There may be a glut of medical dramas, historical dramas, and prestige dramas with brooding antiheroes, but none quite as beautifully shot and presented as Cinemax’s The Knick. Set in a fictionalized version of New York’s Knickerbocker Hospital in the 1900s, this gritty show follows the lives of the doctors, nurses, and administrators working at the titular hospital. Dr. John Thackery (played by the ruggedly handsome Clive Owen), known simply as “Thack”, is the brilliant chief surgeon with a hidden cocaine and opium addiction. New to the workplace is Dr. Algernon Edwards (Andre Holland), a well-educated black surgeon who must deal with the extreme racism of the patients and staff at the all-white hospital. His affluent childhood friend, Cornelia Robertson (Juliet Rylance) is head of social welfare and a member of the hospital’s board of directors whose work is hindered by her position as a woman. Other characters include the capable, young Nurse Lucy Elkins (played by Bono’s daughter Eve Hewson); uptight hospital manager Herman Barrow (Jeremy Bobb); Sister Harriet (Cara Seymour), a fiery Irish nun; and Dr. Bertie Chickering (Michael Angarano), Thack’s eager protégé.

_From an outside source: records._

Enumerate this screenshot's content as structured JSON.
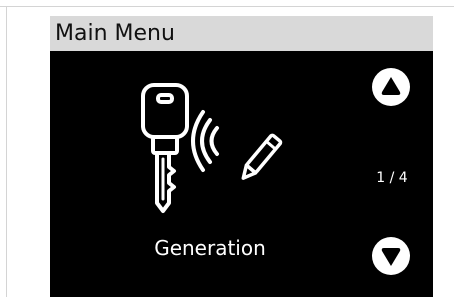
{
  "header": {
    "title": "Main Menu"
  },
  "menu": {
    "item_label": "Generation",
    "item_icon": "key-generation-icon",
    "current_page": 1,
    "total_pages": 4,
    "page_indicator": "1 / 4"
  },
  "nav": {
    "up_icon": "arrow-up-circle-icon",
    "down_icon": "arrow-down-circle-icon"
  },
  "colors": {
    "title_bar_bg": "#d9d9d9",
    "screen_bg": "#000000",
    "foreground": "#ffffff"
  }
}
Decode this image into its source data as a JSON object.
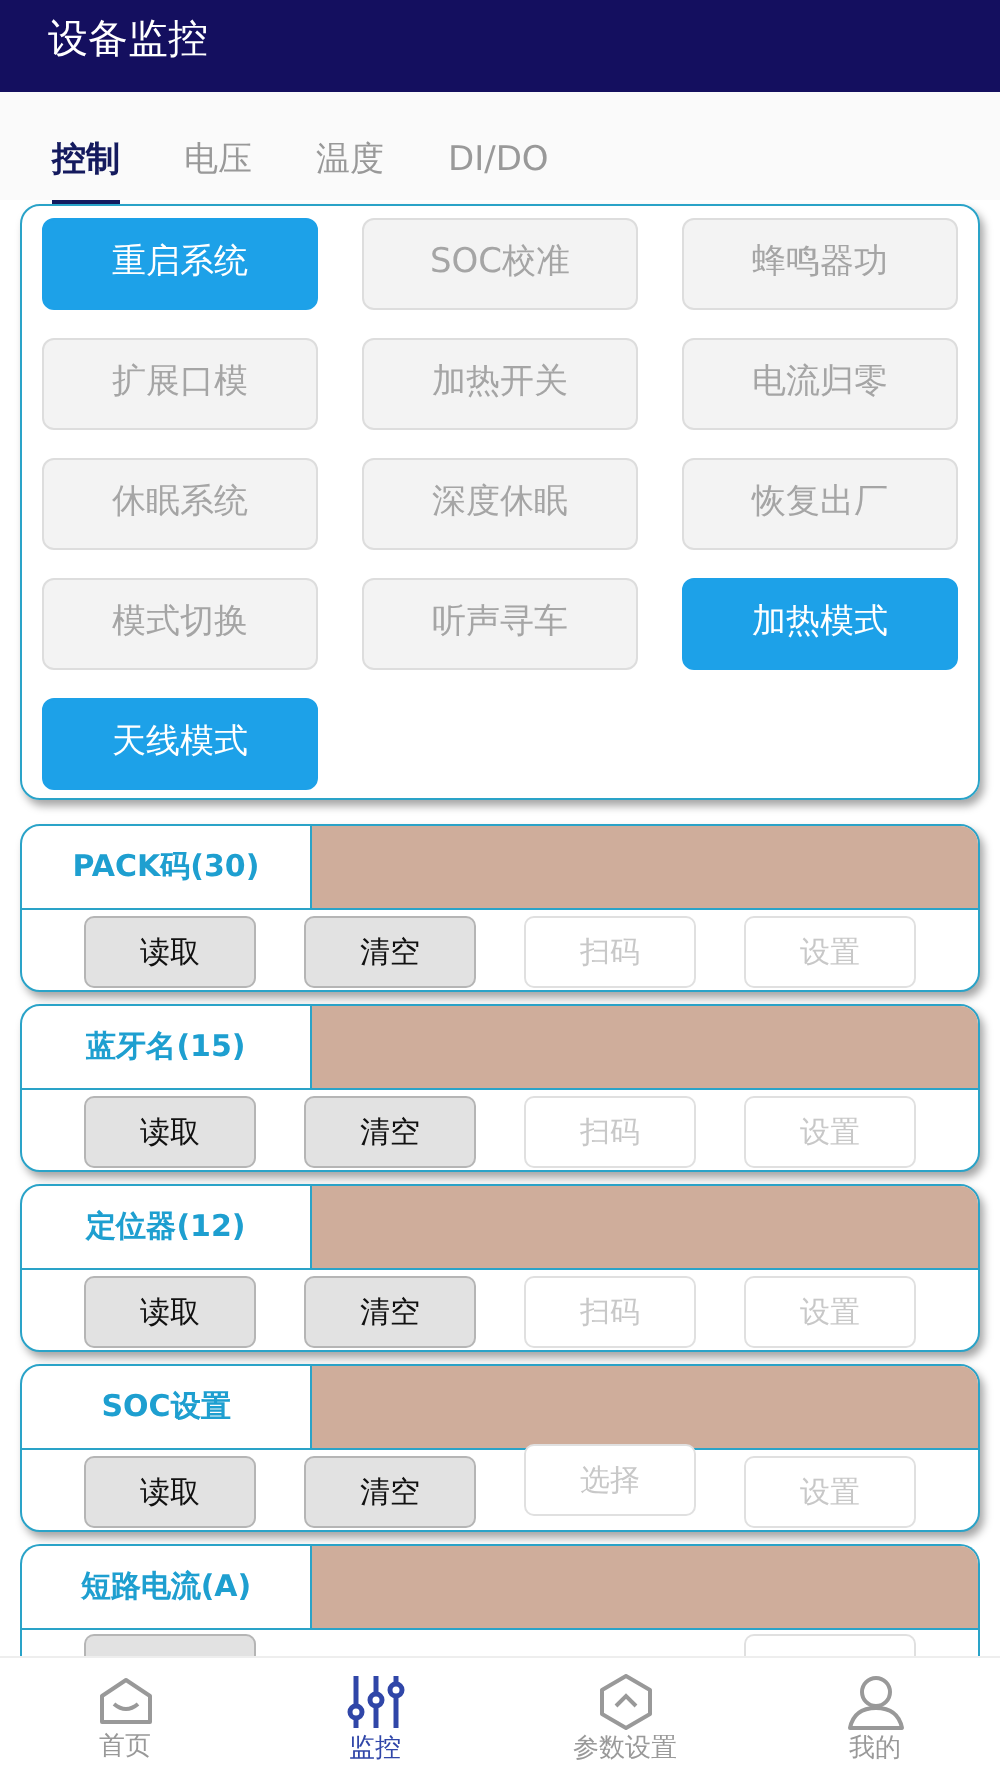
{
  "header": {
    "title": "设备监控"
  },
  "tabs": [
    {
      "label": "控制",
      "selected": true
    },
    {
      "label": "电压",
      "selected": false
    },
    {
      "label": "温度",
      "selected": false
    },
    {
      "label": "DI/DO",
      "selected": false
    }
  ],
  "controls": [
    {
      "label": "重启系统",
      "active": true
    },
    {
      "label": "SOC校准",
      "active": false
    },
    {
      "label": "蜂鸣器功",
      "active": false
    },
    {
      "label": "扩展口模",
      "active": false
    },
    {
      "label": "加热开关",
      "active": false
    },
    {
      "label": "电流归零",
      "active": false
    },
    {
      "label": "休眠系统",
      "active": false
    },
    {
      "label": "深度休眠",
      "active": false
    },
    {
      "label": "恢复出厂",
      "active": false
    },
    {
      "label": "模式切换",
      "active": false
    },
    {
      "label": "听声寻车",
      "active": false
    },
    {
      "label": "加热模式",
      "active": true
    },
    {
      "label": "天线模式",
      "active": true
    }
  ],
  "params": [
    {
      "label": "PACK码(30)",
      "buttons": [
        {
          "kind": "read",
          "label": "读取",
          "enabled": true
        },
        {
          "kind": "clear",
          "label": "清空",
          "enabled": true
        },
        {
          "kind": "pick",
          "label": "扫码",
          "enabled": false
        },
        {
          "kind": "set",
          "label": "设置",
          "enabled": false
        }
      ]
    },
    {
      "label": "蓝牙名(15)",
      "buttons": [
        {
          "kind": "read",
          "label": "读取",
          "enabled": true
        },
        {
          "kind": "clear",
          "label": "清空",
          "enabled": true
        },
        {
          "kind": "pick",
          "label": "扫码",
          "enabled": false
        },
        {
          "kind": "set",
          "label": "设置",
          "enabled": false
        }
      ]
    },
    {
      "label": "定位器(12)",
      "buttons": [
        {
          "kind": "read",
          "label": "读取",
          "enabled": true
        },
        {
          "kind": "clear",
          "label": "清空",
          "enabled": true
        },
        {
          "kind": "pick",
          "label": "扫码",
          "enabled": false
        },
        {
          "kind": "set",
          "label": "设置",
          "enabled": false
        }
      ]
    },
    {
      "label": "SOC设置",
      "buttons": [
        {
          "kind": "read",
          "label": "读取",
          "enabled": true
        },
        {
          "kind": "clear",
          "label": "清空",
          "enabled": true
        },
        {
          "kind": "pick",
          "label": "选择",
          "enabled": false
        },
        {
          "kind": "set",
          "label": "设置",
          "enabled": false
        }
      ]
    },
    {
      "label": "短路电流(A)",
      "buttons": [
        {
          "kind": "read",
          "enabled": true
        },
        {
          "kind": "set",
          "enabled": false
        }
      ]
    }
  ],
  "bottom_nav": [
    {
      "label": "首页",
      "kind": "home",
      "selected": false
    },
    {
      "label": "监控",
      "kind": "monitor",
      "selected": true
    },
    {
      "label": "参数设置",
      "kind": "params",
      "selected": false
    },
    {
      "label": "我的",
      "kind": "me",
      "selected": false
    }
  ]
}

As briefly mentioned at the start, the thing that makes The Knick really stand out is the artful film production. Beautiful cinematography and staging by director Steven Soderbergh, a crisp black and white colour palette occasionally punctuated by startling red blood, and a throbbing, anachronistic, electronic score by Cliff Martinez (whom you may recognize as a former member of the Red Hot Chili Peppers as well as by his collaborations with Nicolas Winding Refn) set the tone for this serious drama. Expect plenty of gory and disturbing scenes pertaining to medical procedures, especially in this particular era of Victorian operating theatres.
Apart from the phenomenal visuals, the show sometimes struggles with stilted dialogue, but the overarching narrative and themes, such as those of violence fuelled by racism, the thrill of medical innovation, and people dealing with substance addiction, are powerfully presented, aided, of course, by the history of real-life people and events that The Knick is based on. Owen, of course, consistently excels as Thack, even doing the near impossible for a British actor by making me forget that his American accent is fake. Plus, he manages to be swoon-worthy underneath an incredibly unattractive albeit period-appropriate moustache. I am very much looking forward to viewing the second season, which will be airing later this year.
Rating: 4.5 out of 5 horse-drawn ambulances